He Subverted the Worship of God
He erected an altar for Baal in the house of Baal which he built in Samaria. (1 Kings 16:32)
In the first commandment, God says “You shall have no other gods before me” (Exodus 20:3). What does that mean? There is only one God, but because our nature is to rebel against him, we invent other gods who fit comfortably with our pleasures.
What is the second commandment? “You shall not make for yourselves an idol” (Exodus 20:4). It’s interesting how sin progresses in a culture. When the ten tribes in the north separated from the two tribes in the south, Jeroboam wanted to stop his people from going to Jerusalem to worship at the temple, so he set up his own places of worship in Dan and Bethel.
Jeroboam made a golden calf for each location, and then he said, “These are your gods who brought you up out of Egypt” (1 Kings 12:28). “We are worshipping the same God, but we do it in our own place and we do it in our own way.”
Ahab goes a step further. He doesn’t even pretend to worship God. He builds a house for Baal, “We’re going to worship in a new way. We’re done with the Bible.” Not only does he break the second commandment; he breaks the first as well. Ahab felt he had the freedom to choose his own god as well as his own lifestyle.
He Provoked the Anger of God
Ahab did more to provoke the Lord… to anger than all the kings of Israel who were before him. (1 Kings 16:33)
The word “provoke” is important. Anger is not God’s natural state. The pagans believed in gods who were angry by nature. The Bible tells us that God is love. That is his nature. He doesn’t have to be provoked to love; He is love. The Bible never says that God is anger. But God hates evil, and when men pursue evil, he is provoked to anger.
He Ignored the Warning of God
In his days, Hiel of Bethel built Jericho. (1 Kings 16:34)
What is the significance of this verse? Back in the book of Joshua, we read about the mighty act of God in which he caused the walls of Jericho to fall down. After that great victory, Joshua gave an instruction from God that no one was to rebuild the city (Joshua 6:26).
Nothing could be clearer than this. There is a commandment of God not to rebuild this city: But what does a man like Ahab care about that? “Old documents, written hundreds of years ago, about a city whose walls fell down at the blowing of trumpets. Who believes that anymore?”
Ahab had turned from giving any weight to the Word of God. There was money to be made in a place like Jericho, so Ahab commissioned this man Hiel to rebuild the city.
In the time of Ahab, the people saw the books of Moses as just words, God talk. They felt that God was passive—they could do what they wanted and nothing would happen. Do you see this in our world today? People think God is only in people’s minds, not a living reality.
This is a story of the progress of evil in a person’s life and in society.

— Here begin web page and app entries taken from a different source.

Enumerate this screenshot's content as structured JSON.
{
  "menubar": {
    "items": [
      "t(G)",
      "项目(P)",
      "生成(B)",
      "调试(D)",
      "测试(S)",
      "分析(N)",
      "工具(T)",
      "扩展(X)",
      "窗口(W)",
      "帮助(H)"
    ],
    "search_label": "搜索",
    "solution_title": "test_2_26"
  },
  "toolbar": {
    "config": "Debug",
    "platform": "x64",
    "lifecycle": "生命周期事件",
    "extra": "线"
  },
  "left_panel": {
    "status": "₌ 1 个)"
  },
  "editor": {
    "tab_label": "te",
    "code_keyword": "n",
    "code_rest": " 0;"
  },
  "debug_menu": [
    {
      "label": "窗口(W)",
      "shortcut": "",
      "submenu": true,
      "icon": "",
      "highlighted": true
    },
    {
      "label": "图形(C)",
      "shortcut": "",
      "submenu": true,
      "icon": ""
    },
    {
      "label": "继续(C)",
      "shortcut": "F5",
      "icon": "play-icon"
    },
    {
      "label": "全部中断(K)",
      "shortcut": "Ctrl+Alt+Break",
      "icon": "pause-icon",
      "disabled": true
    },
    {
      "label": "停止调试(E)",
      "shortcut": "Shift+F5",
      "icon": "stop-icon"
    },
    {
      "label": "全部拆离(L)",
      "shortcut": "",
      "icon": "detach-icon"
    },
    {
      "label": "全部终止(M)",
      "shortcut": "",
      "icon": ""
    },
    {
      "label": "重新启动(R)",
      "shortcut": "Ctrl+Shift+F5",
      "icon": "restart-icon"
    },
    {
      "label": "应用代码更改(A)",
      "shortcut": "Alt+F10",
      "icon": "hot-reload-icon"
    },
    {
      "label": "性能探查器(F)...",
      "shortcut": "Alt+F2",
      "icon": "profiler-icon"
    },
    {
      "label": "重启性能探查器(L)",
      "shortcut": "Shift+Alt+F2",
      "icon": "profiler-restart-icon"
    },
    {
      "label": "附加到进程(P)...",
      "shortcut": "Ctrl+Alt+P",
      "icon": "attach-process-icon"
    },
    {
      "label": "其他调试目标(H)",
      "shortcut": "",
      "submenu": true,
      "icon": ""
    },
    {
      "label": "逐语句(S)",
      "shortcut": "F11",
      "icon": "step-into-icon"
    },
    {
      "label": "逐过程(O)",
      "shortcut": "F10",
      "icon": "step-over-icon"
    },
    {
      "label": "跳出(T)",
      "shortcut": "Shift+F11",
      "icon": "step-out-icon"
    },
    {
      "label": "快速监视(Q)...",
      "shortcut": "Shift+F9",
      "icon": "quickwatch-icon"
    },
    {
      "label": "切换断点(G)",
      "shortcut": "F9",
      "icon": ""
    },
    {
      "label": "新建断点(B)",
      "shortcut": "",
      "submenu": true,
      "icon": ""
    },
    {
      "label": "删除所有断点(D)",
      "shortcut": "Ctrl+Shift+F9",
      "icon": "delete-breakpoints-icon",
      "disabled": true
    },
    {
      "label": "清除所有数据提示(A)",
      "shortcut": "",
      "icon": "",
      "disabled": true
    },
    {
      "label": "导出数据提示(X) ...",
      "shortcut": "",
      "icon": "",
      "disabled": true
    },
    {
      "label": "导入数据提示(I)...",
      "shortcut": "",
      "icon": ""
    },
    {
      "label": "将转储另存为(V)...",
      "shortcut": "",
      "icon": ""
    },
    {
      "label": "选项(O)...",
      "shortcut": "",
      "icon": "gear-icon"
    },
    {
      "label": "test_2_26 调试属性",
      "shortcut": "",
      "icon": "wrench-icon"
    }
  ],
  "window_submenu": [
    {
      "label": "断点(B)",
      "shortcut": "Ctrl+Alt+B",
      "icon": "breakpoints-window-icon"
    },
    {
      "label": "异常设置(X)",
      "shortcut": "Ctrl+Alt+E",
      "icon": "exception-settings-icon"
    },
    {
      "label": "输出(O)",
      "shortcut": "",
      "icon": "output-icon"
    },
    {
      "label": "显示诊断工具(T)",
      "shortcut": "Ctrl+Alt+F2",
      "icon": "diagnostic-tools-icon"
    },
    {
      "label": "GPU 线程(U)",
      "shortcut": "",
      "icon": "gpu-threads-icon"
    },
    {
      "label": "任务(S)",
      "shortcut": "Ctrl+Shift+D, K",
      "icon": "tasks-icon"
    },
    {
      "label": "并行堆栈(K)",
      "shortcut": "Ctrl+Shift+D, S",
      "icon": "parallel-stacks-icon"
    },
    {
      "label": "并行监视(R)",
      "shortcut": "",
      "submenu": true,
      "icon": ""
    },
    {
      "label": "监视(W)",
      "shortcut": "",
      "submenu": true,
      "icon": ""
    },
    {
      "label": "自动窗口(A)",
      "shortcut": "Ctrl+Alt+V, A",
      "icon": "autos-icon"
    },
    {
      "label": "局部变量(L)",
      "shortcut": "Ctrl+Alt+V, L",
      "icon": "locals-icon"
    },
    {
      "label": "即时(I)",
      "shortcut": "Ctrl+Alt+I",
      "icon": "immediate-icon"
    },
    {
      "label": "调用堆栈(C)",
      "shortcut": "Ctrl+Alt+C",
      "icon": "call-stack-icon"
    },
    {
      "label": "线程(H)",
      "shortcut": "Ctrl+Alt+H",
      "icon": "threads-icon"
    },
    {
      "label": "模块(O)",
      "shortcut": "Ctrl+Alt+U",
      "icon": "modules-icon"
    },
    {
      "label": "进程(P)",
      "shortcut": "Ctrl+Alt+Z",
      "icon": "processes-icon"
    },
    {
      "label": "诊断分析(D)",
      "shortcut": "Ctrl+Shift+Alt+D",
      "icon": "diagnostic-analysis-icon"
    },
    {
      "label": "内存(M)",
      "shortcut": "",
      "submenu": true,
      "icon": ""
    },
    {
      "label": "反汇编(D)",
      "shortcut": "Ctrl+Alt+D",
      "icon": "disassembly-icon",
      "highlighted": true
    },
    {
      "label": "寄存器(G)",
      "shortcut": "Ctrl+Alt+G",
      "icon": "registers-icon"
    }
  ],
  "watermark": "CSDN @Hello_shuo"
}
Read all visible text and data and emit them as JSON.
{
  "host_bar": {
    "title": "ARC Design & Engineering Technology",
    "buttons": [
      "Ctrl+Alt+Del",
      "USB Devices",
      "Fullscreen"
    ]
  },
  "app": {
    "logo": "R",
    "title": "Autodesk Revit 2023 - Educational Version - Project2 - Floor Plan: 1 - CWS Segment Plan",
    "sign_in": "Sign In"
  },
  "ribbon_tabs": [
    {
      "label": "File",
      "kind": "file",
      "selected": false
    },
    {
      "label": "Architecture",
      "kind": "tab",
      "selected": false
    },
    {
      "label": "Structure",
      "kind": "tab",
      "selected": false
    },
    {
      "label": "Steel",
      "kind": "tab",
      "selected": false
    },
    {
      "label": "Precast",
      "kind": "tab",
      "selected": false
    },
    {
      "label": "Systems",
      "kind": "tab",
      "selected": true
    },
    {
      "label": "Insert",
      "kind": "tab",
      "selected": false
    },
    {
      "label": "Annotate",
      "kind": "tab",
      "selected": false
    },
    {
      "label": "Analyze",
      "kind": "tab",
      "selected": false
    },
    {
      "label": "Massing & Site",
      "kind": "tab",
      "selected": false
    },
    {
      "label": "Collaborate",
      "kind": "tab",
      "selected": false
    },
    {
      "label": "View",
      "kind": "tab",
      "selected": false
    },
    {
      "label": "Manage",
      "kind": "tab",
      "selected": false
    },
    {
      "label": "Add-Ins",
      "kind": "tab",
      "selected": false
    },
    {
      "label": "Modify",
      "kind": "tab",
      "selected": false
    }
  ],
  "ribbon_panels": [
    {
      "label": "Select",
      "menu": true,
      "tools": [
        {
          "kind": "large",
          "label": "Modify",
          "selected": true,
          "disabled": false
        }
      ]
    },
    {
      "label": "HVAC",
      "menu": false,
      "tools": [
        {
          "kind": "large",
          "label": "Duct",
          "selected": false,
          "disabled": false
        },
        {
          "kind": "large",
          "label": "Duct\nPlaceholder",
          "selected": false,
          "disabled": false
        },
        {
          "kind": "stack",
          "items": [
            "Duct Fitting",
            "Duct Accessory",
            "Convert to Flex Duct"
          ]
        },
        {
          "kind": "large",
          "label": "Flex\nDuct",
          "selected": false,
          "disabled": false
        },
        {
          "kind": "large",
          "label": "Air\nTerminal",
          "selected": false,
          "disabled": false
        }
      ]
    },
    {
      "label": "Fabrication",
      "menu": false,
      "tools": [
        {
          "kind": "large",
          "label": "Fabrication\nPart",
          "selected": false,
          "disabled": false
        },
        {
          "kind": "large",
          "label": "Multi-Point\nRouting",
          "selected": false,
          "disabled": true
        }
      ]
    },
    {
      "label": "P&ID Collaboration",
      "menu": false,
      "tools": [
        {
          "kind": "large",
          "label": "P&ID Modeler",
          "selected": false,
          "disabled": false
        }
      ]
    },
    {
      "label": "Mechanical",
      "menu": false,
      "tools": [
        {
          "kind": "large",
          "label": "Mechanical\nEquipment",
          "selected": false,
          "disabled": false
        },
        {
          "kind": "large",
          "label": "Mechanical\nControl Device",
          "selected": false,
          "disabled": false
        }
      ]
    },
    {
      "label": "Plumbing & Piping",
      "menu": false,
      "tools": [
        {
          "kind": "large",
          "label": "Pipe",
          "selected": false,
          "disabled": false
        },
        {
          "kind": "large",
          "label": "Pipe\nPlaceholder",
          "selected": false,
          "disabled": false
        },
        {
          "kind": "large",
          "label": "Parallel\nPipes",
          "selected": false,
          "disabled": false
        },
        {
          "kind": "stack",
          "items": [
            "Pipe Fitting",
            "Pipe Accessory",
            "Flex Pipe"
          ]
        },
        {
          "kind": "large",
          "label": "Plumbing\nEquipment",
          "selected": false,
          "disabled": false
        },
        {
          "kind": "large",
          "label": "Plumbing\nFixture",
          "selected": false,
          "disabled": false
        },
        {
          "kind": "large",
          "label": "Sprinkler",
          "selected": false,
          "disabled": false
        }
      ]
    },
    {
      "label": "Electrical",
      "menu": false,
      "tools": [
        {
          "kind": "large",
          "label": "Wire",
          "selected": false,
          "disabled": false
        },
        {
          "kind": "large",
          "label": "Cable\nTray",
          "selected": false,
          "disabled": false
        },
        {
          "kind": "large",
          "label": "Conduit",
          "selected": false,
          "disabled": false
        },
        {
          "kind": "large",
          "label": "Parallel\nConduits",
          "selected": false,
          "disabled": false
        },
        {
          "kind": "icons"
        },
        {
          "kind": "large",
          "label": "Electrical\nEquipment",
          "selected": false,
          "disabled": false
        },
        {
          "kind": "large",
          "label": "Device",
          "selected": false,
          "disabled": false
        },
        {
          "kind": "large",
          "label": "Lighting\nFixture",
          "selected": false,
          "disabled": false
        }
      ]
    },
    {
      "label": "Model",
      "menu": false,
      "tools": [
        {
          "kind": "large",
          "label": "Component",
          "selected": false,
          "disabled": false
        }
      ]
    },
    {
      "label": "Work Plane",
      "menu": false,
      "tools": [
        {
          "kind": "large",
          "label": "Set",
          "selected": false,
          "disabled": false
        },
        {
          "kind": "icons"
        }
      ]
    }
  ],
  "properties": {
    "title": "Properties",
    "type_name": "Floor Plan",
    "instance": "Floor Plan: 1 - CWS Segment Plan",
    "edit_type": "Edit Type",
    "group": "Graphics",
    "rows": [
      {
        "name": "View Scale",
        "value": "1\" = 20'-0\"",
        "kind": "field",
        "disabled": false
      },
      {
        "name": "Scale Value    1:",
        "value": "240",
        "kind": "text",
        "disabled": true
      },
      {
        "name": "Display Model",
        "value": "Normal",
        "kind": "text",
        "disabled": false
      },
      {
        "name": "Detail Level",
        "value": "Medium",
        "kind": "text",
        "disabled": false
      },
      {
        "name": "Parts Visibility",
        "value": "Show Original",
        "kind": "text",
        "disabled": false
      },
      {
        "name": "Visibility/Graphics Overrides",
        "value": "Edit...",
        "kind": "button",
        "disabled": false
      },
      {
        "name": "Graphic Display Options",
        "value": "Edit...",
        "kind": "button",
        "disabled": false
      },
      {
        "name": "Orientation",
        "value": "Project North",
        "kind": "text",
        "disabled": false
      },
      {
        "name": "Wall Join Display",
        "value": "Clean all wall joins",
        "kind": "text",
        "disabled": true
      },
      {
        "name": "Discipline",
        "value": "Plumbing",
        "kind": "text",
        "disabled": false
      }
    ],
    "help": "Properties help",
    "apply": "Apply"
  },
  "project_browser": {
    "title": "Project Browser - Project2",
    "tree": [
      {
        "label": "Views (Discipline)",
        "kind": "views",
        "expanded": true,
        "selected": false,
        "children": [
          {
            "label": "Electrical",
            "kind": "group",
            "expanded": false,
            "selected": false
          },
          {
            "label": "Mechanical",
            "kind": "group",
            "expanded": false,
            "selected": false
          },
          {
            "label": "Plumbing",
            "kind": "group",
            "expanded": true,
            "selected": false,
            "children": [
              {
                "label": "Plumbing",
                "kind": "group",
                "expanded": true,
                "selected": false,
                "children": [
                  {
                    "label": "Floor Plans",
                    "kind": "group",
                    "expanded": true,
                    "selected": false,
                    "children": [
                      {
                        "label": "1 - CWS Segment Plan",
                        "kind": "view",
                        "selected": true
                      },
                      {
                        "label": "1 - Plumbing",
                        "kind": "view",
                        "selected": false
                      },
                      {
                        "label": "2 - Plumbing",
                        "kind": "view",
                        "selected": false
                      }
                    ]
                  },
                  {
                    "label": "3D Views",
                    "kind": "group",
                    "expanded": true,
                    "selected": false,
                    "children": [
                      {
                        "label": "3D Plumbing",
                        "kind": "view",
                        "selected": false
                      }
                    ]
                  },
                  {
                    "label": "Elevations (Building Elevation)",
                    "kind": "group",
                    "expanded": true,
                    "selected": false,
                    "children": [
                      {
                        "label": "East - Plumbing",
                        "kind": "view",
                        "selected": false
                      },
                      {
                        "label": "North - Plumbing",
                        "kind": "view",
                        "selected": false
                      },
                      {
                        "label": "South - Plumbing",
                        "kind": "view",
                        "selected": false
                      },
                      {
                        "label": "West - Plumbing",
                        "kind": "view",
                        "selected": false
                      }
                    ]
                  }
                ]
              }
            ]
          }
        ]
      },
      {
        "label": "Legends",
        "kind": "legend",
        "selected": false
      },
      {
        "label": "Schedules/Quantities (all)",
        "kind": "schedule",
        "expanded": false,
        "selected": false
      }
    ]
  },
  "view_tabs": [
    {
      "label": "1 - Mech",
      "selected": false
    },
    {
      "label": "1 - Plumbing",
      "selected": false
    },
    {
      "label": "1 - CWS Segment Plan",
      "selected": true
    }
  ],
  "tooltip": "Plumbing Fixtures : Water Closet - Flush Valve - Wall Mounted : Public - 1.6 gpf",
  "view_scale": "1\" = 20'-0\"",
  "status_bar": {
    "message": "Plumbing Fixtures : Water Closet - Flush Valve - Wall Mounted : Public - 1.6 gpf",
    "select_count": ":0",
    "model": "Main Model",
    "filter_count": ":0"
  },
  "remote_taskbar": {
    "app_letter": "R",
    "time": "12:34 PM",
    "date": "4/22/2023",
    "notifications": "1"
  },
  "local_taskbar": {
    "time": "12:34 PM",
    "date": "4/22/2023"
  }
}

It begins with disobeying the command of God. It continues by subverting the worship of God—if this god does not suit us, we will reshape god in our own image. And, it intensifies in provoking the anger as God and it ends up with men and women ignoring the warnings of God.
As I’ve meditated on this, it’s clear to me that our beloved nation is on the same path. We define our own morality and choose our own gods. God says “I Am who I Am,” but instead of bowing before him and believing God is who he says he is, we redefine God, and we act as if God is who we say he is.
How have you redefined God, and how can you use Scripture to bow before who he actually is?